The area has waterfalls and natural pools and a huge turquoise blue reservoir in the vicinity of Guadalest. It is possible to practise both dry and aquatic canyoning. One of the most beautiful ravines is the Mela ravine. Hiking routes are available for all levels both in the valley and in the surrounding mountains. There are also cycling routes and walls very well suited for climbing. As one of the most important areas of saffron milk cap production in Spain, mycological routes can also be taken in season.
Source of the River Vinalopó
The Vinalopó, with a distance of 81 kilometres, is one of the most important rivers running through the province of Alicante. Its source is in Sierra de Mariola, near Alcoy. In order to get to know this beautiful area at the beginning of the riverbed, there is the Water route, a very easy excursion of a little more than 6 kilometres along a flat path.
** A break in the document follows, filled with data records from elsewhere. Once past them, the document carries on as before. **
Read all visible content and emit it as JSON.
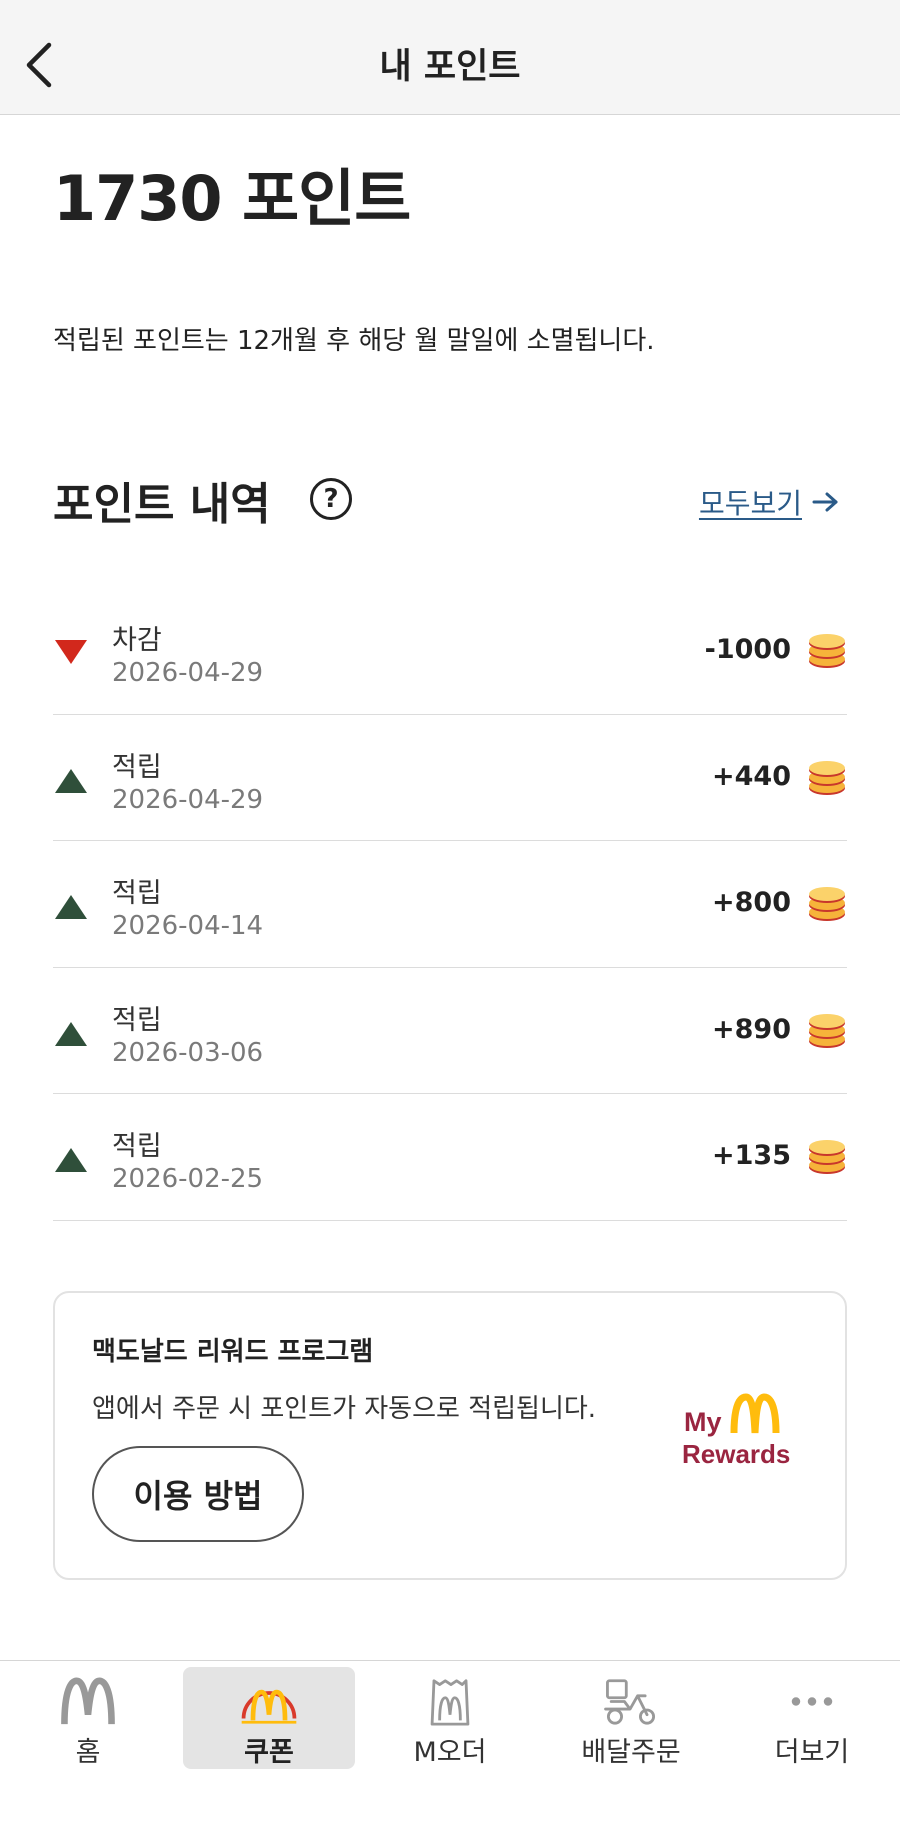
{
  "header": {
    "title": "내 포인트",
    "back_icon": "chevron-left-icon"
  },
  "summary": {
    "points_total": "1730 포인트",
    "expiry_note": "적립된 포인트는 12개월 후 해당 월 말일에 소멸됩니다."
  },
  "history": {
    "title": "포인트 내역",
    "help_label": "?",
    "view_all_label": "모두보기",
    "rows": [
      {
        "type": "차감",
        "date": "2026-04-29",
        "amount": "-1000",
        "direction": "down"
      },
      {
        "type": "적립",
        "date": "2026-04-29",
        "amount": "+440",
        "direction": "up"
      },
      {
        "type": "적립",
        "date": "2026-04-14",
        "amount": "+800",
        "direction": "up"
      },
      {
        "type": "적립",
        "date": "2026-03-06",
        "amount": "+890",
        "direction": "up"
      },
      {
        "type": "적립",
        "date": "2026-02-25",
        "amount": "+135",
        "direction": "up"
      }
    ]
  },
  "rewards_card": {
    "title": "맥도날드 리워드 프로그램",
    "description": "앱에서 주문 시 포인트가 자동으로 적립됩니다.",
    "button_label": "이용 방법",
    "logo_my": "My",
    "logo_rewards": "Rewards"
  },
  "tabbar": {
    "tabs": [
      {
        "label": "홈",
        "icon": "golden-arches-icon"
      },
      {
        "label": "쿠폰",
        "icon": "coupon-arches-icon",
        "active": true
      },
      {
        "label": "M오더",
        "icon": "m-order-bag-icon"
      },
      {
        "label": "배달주문",
        "icon": "delivery-scooter-icon"
      },
      {
        "label": "더보기",
        "icon": "more-dots-icon"
      }
    ]
  },
  "colors": {
    "up": "#2f4f3a",
    "down": "#d2281c",
    "link": "#2a5a88",
    "arches_gold": "#ffbc0d",
    "rewards_red": "#9a2540"
  }
}
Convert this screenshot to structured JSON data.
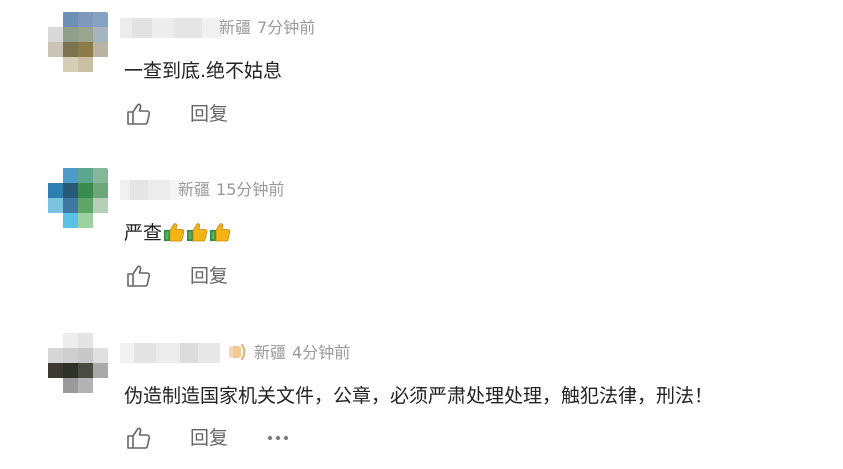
{
  "comments": [
    {
      "location": "新疆",
      "time": "7分钟前",
      "text": "一查到底.绝不姑息",
      "reply_label": "回复",
      "like_icon": "thumbs-up-outline-icon"
    },
    {
      "location": "新疆",
      "time": "15分钟前",
      "text": "严查",
      "emoji": [
        "thumbs-up-emoji",
        "thumbs-up-emoji",
        "thumbs-up-emoji"
      ],
      "reply_label": "回复",
      "like_icon": "thumbs-up-outline-icon"
    },
    {
      "location": "新疆",
      "time": "4分钟前",
      "text": "伪造制造国家机关文件，公章，必须严肃处理处理，触犯法律，刑法！",
      "reply_label": "回复",
      "like_icon": "thumbs-up-outline-icon",
      "more_icon": "more-dots-icon"
    }
  ],
  "colors": {
    "meta_text": "#9a9a9a",
    "body_text": "#222222",
    "action_text": "#666666",
    "background": "#ffffff"
  }
}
The path starts at the Mas d’Ull de Canals farmhouse, near the hostel of the same name. To get there, take the CV-795 road that connects Alcoy with the town of Bañeres.
Although you won’t see much water during the first part of the tour, soon after that the mighty waterfall of Toll Blau appears. To our surprise, along a path with increasingly lush vegetation, the castle of Vinalopó emerges. Nearby, we reach the Font de la Coveta, a magical place that is the exact point where the first springs of the Vinalopó River flow.
Sierra del Maigmó
Sierra del Maigmó is located between the municipalities of Tibi, Castalla, Agost and Petrer, and separates the regions of Medio Vinalopó, to the west, and Hoya de Castalla, to the east. It has places like the well-known Balcony of Alicante, which offers incredible views of the whole province.
To climb to its summit, Maigmó, at 1,300 metres, the best place to start is the Collado del Portell, a very popular mountain stage in the Vuelta a España, which can be reached from the towns of Castalla or Petrer (CV-817).
The excursion to the summit, which is well signposted, covers about 12 kilometres with relative ease and takes about 3 hours.
Information of interest
To prepare the visit to some of these suggested routes in advance, we recommend you visit the official website of the Valencian Community.